Excerpts from a dataset
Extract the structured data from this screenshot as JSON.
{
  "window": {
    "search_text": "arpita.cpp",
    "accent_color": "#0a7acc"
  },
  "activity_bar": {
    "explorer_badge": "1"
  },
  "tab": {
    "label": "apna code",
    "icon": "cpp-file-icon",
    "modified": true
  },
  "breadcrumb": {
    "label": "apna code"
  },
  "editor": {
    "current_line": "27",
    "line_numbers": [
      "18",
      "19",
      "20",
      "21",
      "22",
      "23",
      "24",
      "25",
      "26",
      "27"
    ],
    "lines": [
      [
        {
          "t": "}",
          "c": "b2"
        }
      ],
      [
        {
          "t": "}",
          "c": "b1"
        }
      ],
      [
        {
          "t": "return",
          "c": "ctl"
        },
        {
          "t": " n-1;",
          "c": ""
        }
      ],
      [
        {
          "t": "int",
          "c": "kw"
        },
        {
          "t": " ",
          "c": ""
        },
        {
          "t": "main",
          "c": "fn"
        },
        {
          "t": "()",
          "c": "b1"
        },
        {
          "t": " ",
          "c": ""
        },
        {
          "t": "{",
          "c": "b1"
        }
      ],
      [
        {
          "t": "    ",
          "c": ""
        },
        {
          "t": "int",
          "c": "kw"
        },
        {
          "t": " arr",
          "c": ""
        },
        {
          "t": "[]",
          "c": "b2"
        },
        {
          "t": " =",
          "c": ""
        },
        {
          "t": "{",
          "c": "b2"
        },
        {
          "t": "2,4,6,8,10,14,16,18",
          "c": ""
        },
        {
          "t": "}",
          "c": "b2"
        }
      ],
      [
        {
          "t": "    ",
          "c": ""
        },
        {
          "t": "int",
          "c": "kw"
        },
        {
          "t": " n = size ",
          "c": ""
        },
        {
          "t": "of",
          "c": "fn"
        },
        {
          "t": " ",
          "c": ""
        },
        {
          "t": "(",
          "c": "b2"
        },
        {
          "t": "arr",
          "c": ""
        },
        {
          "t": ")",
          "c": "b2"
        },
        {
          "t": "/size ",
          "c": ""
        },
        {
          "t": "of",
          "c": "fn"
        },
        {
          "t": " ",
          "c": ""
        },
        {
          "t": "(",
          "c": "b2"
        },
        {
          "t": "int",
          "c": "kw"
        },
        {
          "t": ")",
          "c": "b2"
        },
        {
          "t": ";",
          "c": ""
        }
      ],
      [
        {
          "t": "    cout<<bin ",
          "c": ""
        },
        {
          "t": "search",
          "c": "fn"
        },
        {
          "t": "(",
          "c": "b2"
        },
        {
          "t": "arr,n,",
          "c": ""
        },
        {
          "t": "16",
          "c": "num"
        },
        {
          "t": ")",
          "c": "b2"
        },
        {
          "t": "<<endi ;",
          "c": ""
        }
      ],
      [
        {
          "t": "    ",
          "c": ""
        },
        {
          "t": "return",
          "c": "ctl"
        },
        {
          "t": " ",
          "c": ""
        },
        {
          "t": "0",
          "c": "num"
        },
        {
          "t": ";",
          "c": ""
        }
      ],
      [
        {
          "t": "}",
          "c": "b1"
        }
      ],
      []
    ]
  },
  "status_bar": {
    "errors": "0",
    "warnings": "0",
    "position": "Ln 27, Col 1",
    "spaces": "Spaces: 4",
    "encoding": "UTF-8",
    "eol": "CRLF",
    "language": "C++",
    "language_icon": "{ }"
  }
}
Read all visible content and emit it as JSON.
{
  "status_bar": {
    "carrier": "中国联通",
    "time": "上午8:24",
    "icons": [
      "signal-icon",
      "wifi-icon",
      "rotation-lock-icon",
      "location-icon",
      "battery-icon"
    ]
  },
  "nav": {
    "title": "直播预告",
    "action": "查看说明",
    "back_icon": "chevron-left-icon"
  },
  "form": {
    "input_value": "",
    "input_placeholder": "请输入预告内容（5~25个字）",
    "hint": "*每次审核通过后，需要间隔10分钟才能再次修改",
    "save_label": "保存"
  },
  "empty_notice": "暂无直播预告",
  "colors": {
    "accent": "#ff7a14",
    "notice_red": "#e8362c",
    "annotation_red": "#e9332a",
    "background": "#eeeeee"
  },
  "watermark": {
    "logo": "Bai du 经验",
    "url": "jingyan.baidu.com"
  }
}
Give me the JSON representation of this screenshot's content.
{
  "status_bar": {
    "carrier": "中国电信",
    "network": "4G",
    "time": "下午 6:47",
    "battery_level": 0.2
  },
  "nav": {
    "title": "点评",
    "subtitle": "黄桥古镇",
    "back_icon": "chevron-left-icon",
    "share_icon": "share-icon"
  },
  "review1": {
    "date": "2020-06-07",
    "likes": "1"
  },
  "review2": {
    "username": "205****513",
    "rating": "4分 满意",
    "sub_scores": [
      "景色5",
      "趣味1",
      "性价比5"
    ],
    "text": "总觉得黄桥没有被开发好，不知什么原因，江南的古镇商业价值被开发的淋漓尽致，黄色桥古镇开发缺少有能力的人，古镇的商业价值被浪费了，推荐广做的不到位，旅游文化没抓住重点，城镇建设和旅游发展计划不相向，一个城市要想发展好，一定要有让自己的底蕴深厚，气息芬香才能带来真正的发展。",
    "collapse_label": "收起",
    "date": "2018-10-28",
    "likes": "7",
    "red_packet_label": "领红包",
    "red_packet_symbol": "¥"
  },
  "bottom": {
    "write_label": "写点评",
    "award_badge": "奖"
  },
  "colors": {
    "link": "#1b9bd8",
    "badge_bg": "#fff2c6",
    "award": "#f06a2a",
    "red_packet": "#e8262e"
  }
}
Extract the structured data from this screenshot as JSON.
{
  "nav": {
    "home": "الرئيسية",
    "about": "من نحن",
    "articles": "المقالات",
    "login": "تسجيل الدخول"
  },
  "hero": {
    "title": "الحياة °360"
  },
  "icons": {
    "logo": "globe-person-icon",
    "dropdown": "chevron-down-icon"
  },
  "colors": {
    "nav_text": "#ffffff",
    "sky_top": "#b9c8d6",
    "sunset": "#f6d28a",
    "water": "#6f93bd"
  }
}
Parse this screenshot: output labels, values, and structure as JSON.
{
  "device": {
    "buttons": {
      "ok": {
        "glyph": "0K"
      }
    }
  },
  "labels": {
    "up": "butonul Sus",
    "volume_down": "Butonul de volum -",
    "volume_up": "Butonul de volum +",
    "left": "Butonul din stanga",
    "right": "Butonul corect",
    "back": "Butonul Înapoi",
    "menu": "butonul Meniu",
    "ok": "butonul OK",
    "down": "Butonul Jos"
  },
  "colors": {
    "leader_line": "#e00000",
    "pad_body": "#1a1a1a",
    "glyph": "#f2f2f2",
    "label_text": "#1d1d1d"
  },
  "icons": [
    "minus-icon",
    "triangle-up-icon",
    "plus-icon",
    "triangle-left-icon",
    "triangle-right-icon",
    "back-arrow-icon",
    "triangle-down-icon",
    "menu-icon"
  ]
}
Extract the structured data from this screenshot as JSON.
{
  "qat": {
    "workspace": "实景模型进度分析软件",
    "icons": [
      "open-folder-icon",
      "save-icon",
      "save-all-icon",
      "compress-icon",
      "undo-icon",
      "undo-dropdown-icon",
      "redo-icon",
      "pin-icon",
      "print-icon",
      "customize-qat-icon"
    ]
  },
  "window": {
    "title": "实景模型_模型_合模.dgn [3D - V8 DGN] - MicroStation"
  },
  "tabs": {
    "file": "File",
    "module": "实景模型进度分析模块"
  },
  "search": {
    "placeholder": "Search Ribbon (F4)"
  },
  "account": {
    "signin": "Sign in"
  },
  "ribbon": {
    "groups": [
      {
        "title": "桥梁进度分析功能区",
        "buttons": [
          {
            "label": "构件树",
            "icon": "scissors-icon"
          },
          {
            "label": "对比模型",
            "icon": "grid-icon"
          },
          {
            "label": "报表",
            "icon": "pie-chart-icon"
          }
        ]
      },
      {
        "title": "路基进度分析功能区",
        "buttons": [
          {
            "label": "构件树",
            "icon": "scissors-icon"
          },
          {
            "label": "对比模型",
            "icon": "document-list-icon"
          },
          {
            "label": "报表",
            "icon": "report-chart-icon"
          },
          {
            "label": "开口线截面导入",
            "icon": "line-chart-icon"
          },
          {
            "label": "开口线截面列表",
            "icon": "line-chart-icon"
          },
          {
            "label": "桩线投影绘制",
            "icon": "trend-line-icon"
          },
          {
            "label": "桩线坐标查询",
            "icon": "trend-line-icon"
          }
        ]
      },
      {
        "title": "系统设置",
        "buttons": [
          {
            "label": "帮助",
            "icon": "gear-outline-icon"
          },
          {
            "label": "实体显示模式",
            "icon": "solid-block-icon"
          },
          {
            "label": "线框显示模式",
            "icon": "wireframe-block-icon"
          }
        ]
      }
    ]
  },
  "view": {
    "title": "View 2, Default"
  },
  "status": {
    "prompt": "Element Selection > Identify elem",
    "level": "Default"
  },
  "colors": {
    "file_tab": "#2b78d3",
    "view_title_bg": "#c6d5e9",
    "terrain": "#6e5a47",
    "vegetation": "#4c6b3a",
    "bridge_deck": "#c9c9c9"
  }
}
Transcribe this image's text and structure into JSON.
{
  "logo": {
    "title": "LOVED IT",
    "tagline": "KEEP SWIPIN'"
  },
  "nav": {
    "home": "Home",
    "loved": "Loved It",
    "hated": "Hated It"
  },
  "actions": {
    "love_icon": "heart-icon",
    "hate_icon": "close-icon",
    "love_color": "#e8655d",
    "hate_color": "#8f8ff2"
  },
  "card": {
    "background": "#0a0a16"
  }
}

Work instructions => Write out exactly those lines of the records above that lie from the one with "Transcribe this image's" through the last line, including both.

Result for this exercise =>
Transcribe this image's text and structure into JSON.
{
  "logo": {
    "title": "LOVED IT",
    "tagline": "KEEP SWIPIN'"
  },
  "nav": {
    "home": "Home",
    "loved": "Loved It",
    "hated": "Hated It"
  },
  "actions": {
    "love_icon": "heart-icon",
    "hate_icon": "close-icon",
    "love_color": "#e8655d",
    "hate_color": "#8f8ff2"
  },
  "card": {
    "background": "#0a0a16"
  }
}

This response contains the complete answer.